# [TASK DIRECTIONS]
Apart from the pictures, every record here must be copied word for word.

# [STUDY MATERIAL]
★ ★ ★ ★

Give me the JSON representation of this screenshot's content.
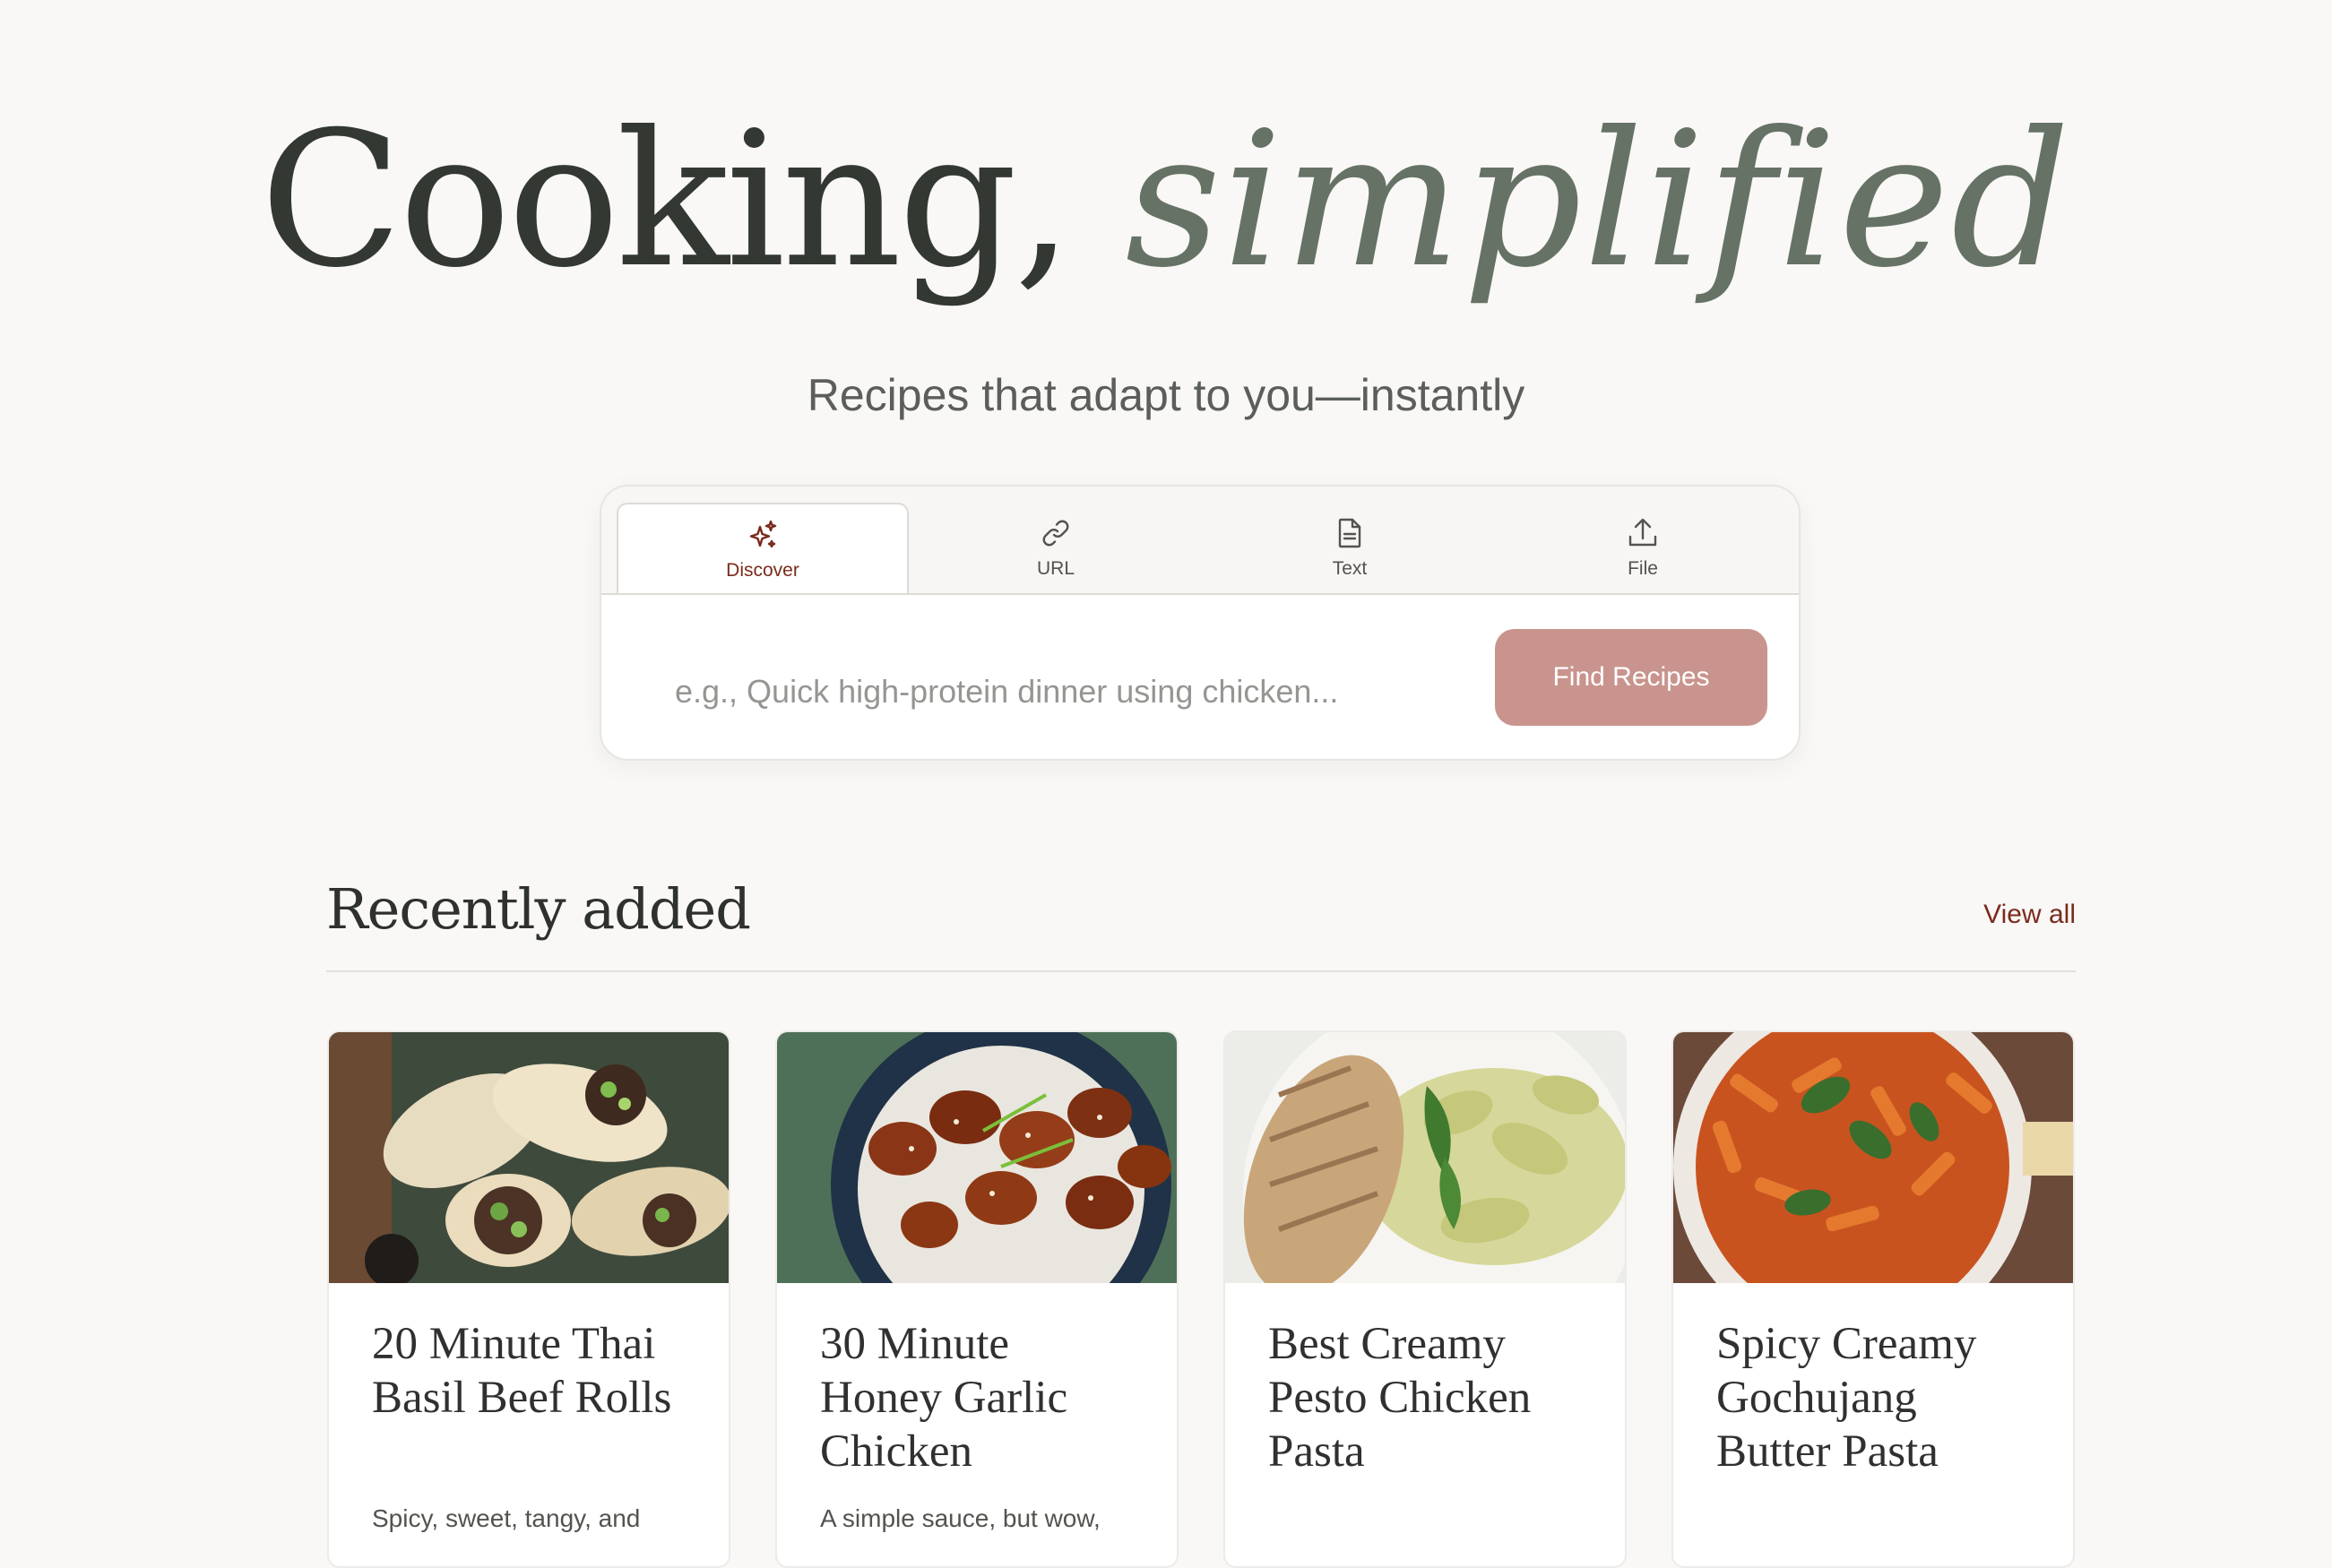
{
  "hero": {
    "title_plain": "Cooking,",
    "title_italic": "simplified",
    "subtitle": "Recipes that adapt to you—instantly"
  },
  "search": {
    "tabs": [
      {
        "label": "Discover",
        "icon": "sparkles-icon",
        "active": true
      },
      {
        "label": "URL",
        "icon": "link-icon",
        "active": false
      },
      {
        "label": "Text",
        "icon": "document-icon",
        "active": false
      },
      {
        "label": "File",
        "icon": "upload-icon",
        "active": false
      }
    ],
    "placeholder": "e.g., Quick high-protein dinner using chicken...",
    "value": "",
    "button_label": "Find Recipes"
  },
  "recent": {
    "title": "Recently added",
    "view_all": "View all",
    "cards": [
      {
        "title": "20 Minute Thai Basil Beef Rolls",
        "description": "Spicy, sweet, tangy, and"
      },
      {
        "title": "30 Minute Honey Garlic Chicken",
        "description": "A simple sauce, but wow,"
      },
      {
        "title": "Best Creamy Pesto Chicken Pasta",
        "description": ""
      },
      {
        "title": "Spicy Creamy Gochujang Butter Pasta",
        "description": ""
      }
    ]
  },
  "colors": {
    "background": "#f9f8f6",
    "accent": "#7a2b1c",
    "button": "#c9948d",
    "title_dark": "#333833",
    "title_italic": "#667265"
  }
}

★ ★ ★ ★

# [RESPONSE AREA]
Give me the JSON representation of this screenshot's content.
{
  "hero": {
    "title_plain": "Cooking,",
    "title_italic": "simplified",
    "subtitle": "Recipes that adapt to you—instantly"
  },
  "search": {
    "tabs": [
      {
        "label": "Discover",
        "icon": "sparkles-icon",
        "active": true
      },
      {
        "label": "URL",
        "icon": "link-icon",
        "active": false
      },
      {
        "label": "Text",
        "icon": "document-icon",
        "active": false
      },
      {
        "label": "File",
        "icon": "upload-icon",
        "active": false
      }
    ],
    "placeholder": "e.g., Quick high-protein dinner using chicken...",
    "value": "",
    "button_label": "Find Recipes"
  },
  "recent": {
    "title": "Recently added",
    "view_all": "View all",
    "cards": [
      {
        "title": "20 Minute Thai Basil Beef Rolls",
        "description": "Spicy, sweet, tangy, and"
      },
      {
        "title": "30 Minute Honey Garlic Chicken",
        "description": "A simple sauce, but wow,"
      },
      {
        "title": "Best Creamy Pesto Chicken Pasta",
        "description": ""
      },
      {
        "title": "Spicy Creamy Gochujang Butter Pasta",
        "description": ""
      }
    ]
  },
  "colors": {
    "background": "#f9f8f6",
    "accent": "#7a2b1c",
    "button": "#c9948d",
    "title_dark": "#333833",
    "title_italic": "#667265"
  }
}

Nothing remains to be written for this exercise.